A key round of talks in Geneva aimed at reviving the World Trade Organization's Doha Round will continue after concessions were made the previous day above all by industrialised states, diplomats said on Saturday.
The latest round of WTO talks is seen as crucial
Diplomatic sources said the concessions included an offer by the United States to reduce the cap on subsidies for its agricultural produce limit to $14.5 billion (9.3 billion euros) a year.
The US had already reduced this to $15 billion from an original figure of $16.4 billion. The sources said a reduction by European Union countries of EU tariffs by 80 percent -- instead of the 60 percent already offered -- was now widely expected.
In return, the EU is looking to the major developing countries, such as China, India, Brazil and Mexico, to make similar cuts in their tariffs on industrial goods and services provided by the industrialized countries.
EU Trade Commissioner Peter Mandelson said when the talks opened last Monday the EU was ready to abolish all subsidies on agricultural exports if there was agreement on the Doha Round, which has been running for almost seven years.
A lot left to do
The United States had already made clear its commitment to securing a successful conclusion to the trade liberalization talks, but observers said there was still much hard bargaining to do.
The Doha Round, named after the Qatari capital where it began in November 2001, has been deadlocked for years. The impasse can be broken only by unanimous agreement between all 153 member countries.

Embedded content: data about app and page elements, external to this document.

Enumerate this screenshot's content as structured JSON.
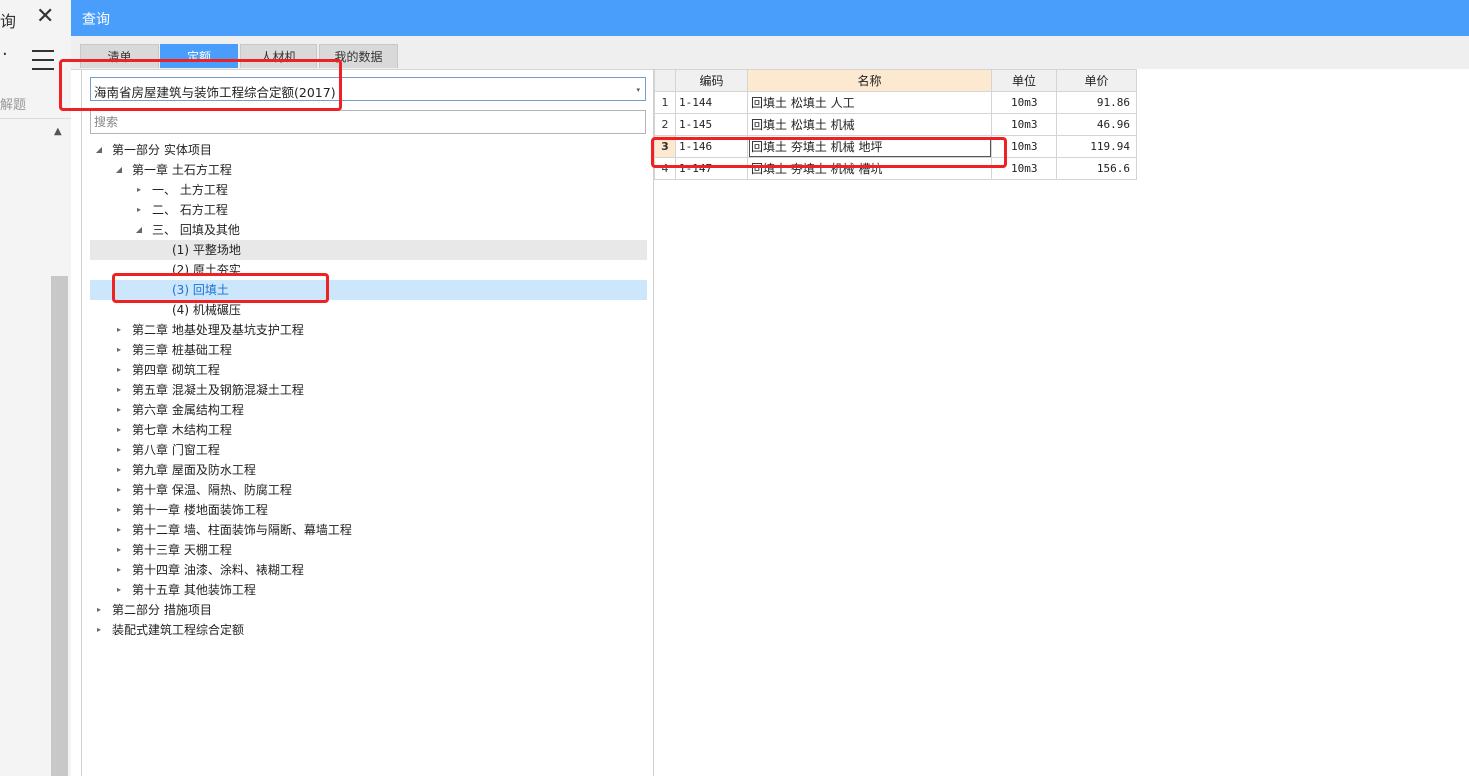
{
  "background": {
    "fragment_text": "询",
    "close_glyph": "✕",
    "dot_glyph": "·",
    "hint_text": "解题",
    "up_arrow": "▲"
  },
  "dialog": {
    "title": "查询",
    "accent_color": "#4a9efb",
    "highlight_color": "#ee2222",
    "tabs": [
      {
        "label": "清单",
        "active": false
      },
      {
        "label": "定额",
        "active": true
      },
      {
        "label": "人材机",
        "active": false
      },
      {
        "label": "我的数据",
        "active": false
      }
    ]
  },
  "left": {
    "quota_select": {
      "value": "海南省房屋建筑与装饰工程综合定额(2017)",
      "arrow": "▾"
    },
    "search": {
      "placeholder": "搜索",
      "value": ""
    },
    "tree": [
      {
        "label": "第一部分 实体项目",
        "expanded": true,
        "toggle": "◢"
      },
      {
        "label": "第一章 土石方工程",
        "expanded": true,
        "toggle": "◢"
      },
      {
        "label": "一、 土方工程",
        "expanded": false,
        "toggle": "▸"
      },
      {
        "label": "二、 石方工程",
        "expanded": false,
        "toggle": "▸"
      },
      {
        "label": "三、 回填及其他",
        "expanded": true,
        "toggle": "◢"
      },
      {
        "label": "(1) 平整场地",
        "toggle": ""
      },
      {
        "label": "(2) 原土夯实",
        "toggle": ""
      },
      {
        "label": "(3) 回填土",
        "toggle": "",
        "selected": true
      },
      {
        "label": "(4) 机械碾压",
        "toggle": ""
      },
      {
        "label": "第二章 地基处理及基坑支护工程",
        "toggle": "▸"
      },
      {
        "label": "第三章 桩基础工程",
        "toggle": "▸"
      },
      {
        "label": "第四章 砌筑工程",
        "toggle": "▸"
      },
      {
        "label": "第五章 混凝土及钢筋混凝土工程",
        "toggle": "▸"
      },
      {
        "label": "第六章 金属结构工程",
        "toggle": "▸"
      },
      {
        "label": "第七章 木结构工程",
        "toggle": "▸"
      },
      {
        "label": "第八章 门窗工程",
        "toggle": "▸"
      },
      {
        "label": "第九章 屋面及防水工程",
        "toggle": "▸"
      },
      {
        "label": "第十章 保温、隔热、防腐工程",
        "toggle": "▸"
      },
      {
        "label": "第十一章 楼地面装饰工程",
        "toggle": "▸"
      },
      {
        "label": "第十二章 墙、柱面装饰与隔断、幕墙工程",
        "toggle": "▸"
      },
      {
        "label": "第十三章 天棚工程",
        "toggle": "▸"
      },
      {
        "label": "第十四章 油漆、涂料、裱糊工程",
        "toggle": "▸"
      },
      {
        "label": "第十五章 其他装饰工程",
        "toggle": "▸"
      },
      {
        "label": "第二部分 措施项目",
        "toggle": "▸"
      },
      {
        "label": "装配式建筑工程综合定额",
        "toggle": "▸"
      }
    ]
  },
  "grid": {
    "columns": [
      "",
      "编码",
      "名称",
      "单位",
      "单价"
    ],
    "rows": [
      {
        "no": "1",
        "code": "1-144",
        "name": "回填土 松填土 人工",
        "unit": "10m3",
        "price": "91.86"
      },
      {
        "no": "2",
        "code": "1-145",
        "name": "回填土 松填土 机械",
        "unit": "10m3",
        "price": "46.96"
      },
      {
        "no": "3",
        "code": "1-146",
        "name": "回填土 夯填土 机械 地坪",
        "unit": "10m3",
        "price": "119.94",
        "current": true
      },
      {
        "no": "4",
        "code": "1-147",
        "name": "回填土 夯填土 机械 槽坑",
        "unit": "10m3",
        "price": "156.6"
      }
    ]
  }
}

Almost 40 ministers from all the major trading blocs have been negotiating this week in Geneva in what has been described as a last-ditch attempt to break the deadlock.